-- Task --
Your answer should be every line below that includes the word "false".

Component data from apps and pages:
○ ○ ○ ○

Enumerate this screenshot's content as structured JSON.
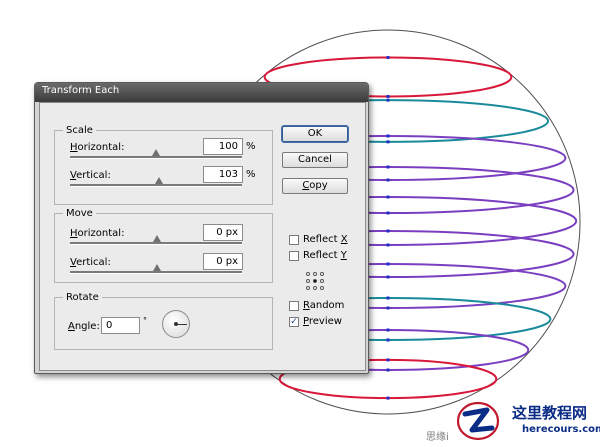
{
  "dialog": {
    "title": "Transform Each",
    "scale": {
      "legend": "Scale",
      "horizontal_label_key": "H",
      "horizontal_label_rest": "orizontal:",
      "horizontal_value": "100",
      "horizontal_unit": "%",
      "horizontal_percent": 100,
      "vertical_label_key": "V",
      "vertical_label_rest": "ertical:",
      "vertical_value": "103",
      "vertical_unit": "%",
      "vertical_percent": 103
    },
    "move": {
      "legend": "Move",
      "horizontal_label_key": "H",
      "horizontal_label_rest": "orizontal:",
      "horizontal_value": "0 px",
      "vertical_label_key": "V",
      "vertical_label_rest": "ertical:",
      "vertical_value": "0 px"
    },
    "rotate": {
      "legend": "Rotate",
      "angle_label_key": "A",
      "angle_label_rest": "ngle:",
      "angle_value": "0",
      "angle_unit": "°"
    },
    "buttons": {
      "ok": "OK",
      "cancel": "Cancel",
      "copy_key": "C",
      "copy_rest": "opy"
    },
    "options": {
      "reflect_x_prefix": "Reflect ",
      "reflect_x_key": "X",
      "reflect_x_checked": false,
      "reflect_y_prefix": "Reflect ",
      "reflect_y_key": "Y",
      "reflect_y_checked": false,
      "random_key": "R",
      "random_rest": "andom",
      "random_checked": false,
      "preview_key": "P",
      "preview_rest": "review",
      "preview_checked": true,
      "preview_mark": "✓"
    }
  },
  "watermark": {
    "site_name": "这里教程网",
    "site_url": "herecours.com",
    "small_text": "思缘i"
  },
  "colors": {
    "ellipse_top": "#d8183a",
    "ellipse_mid": "#7a3fc0",
    "ellipse_teal": "#1a8a9a",
    "sphere_outline": "#505050",
    "anchor_blue": "#1f2fc8"
  }
}
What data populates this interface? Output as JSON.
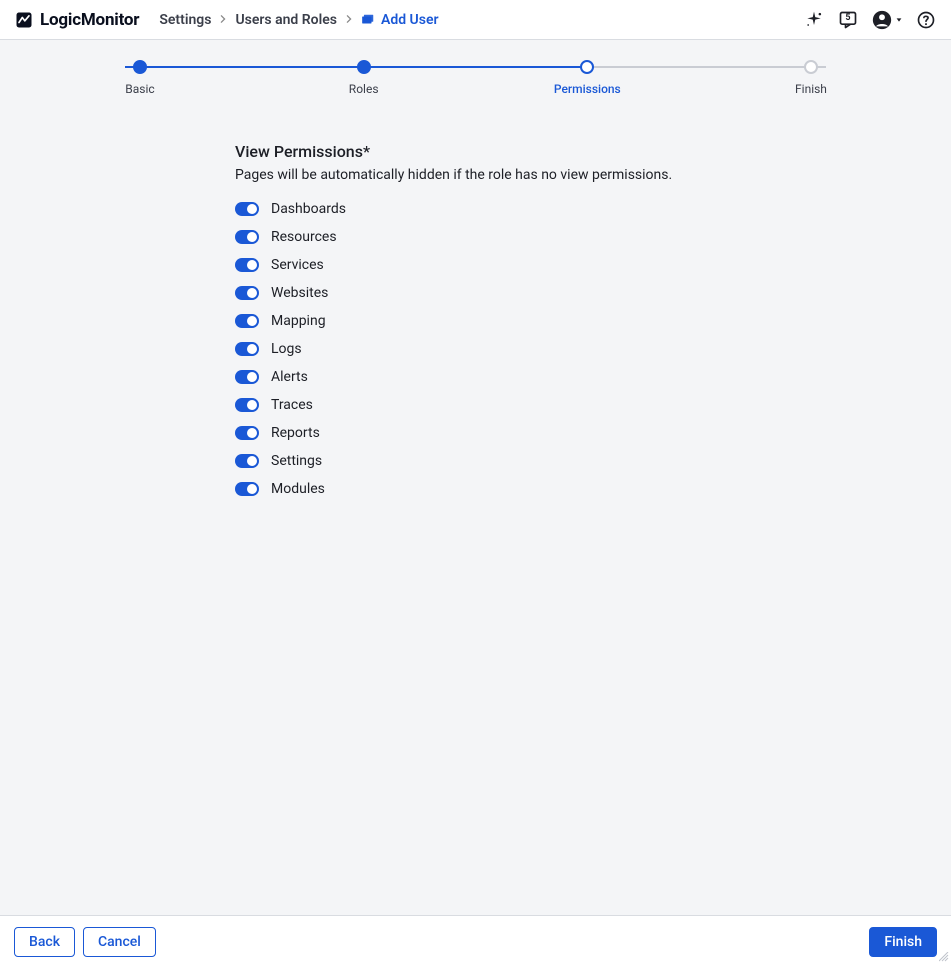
{
  "brand": "LogicMonitor",
  "breadcrumbs": {
    "settings": "Settings",
    "users_roles": "Users and Roles",
    "current": "Add User"
  },
  "header_badge": "5",
  "stepper": {
    "steps": [
      {
        "label": "Basic",
        "state": "filled"
      },
      {
        "label": "Roles",
        "state": "filled"
      },
      {
        "label": "Permissions",
        "state": "current"
      },
      {
        "label": "Finish",
        "state": "inactive"
      }
    ]
  },
  "section": {
    "title": "View Permissions*",
    "description": "Pages will be automatically hidden if the role has no view permissions."
  },
  "permissions": [
    {
      "label": "Dashboards",
      "on": true
    },
    {
      "label": "Resources",
      "on": true
    },
    {
      "label": "Services",
      "on": true
    },
    {
      "label": "Websites",
      "on": true
    },
    {
      "label": "Mapping",
      "on": true
    },
    {
      "label": "Logs",
      "on": true
    },
    {
      "label": "Alerts",
      "on": true
    },
    {
      "label": "Traces",
      "on": true
    },
    {
      "label": "Reports",
      "on": true
    },
    {
      "label": "Settings",
      "on": true
    },
    {
      "label": "Modules",
      "on": true
    }
  ],
  "footer": {
    "back": "Back",
    "cancel": "Cancel",
    "finish": "Finish"
  }
}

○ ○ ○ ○

-- Solved problem --
      "reflect_x_checked": false,
      "reflect_y_checked": false,
      "random_checked": false,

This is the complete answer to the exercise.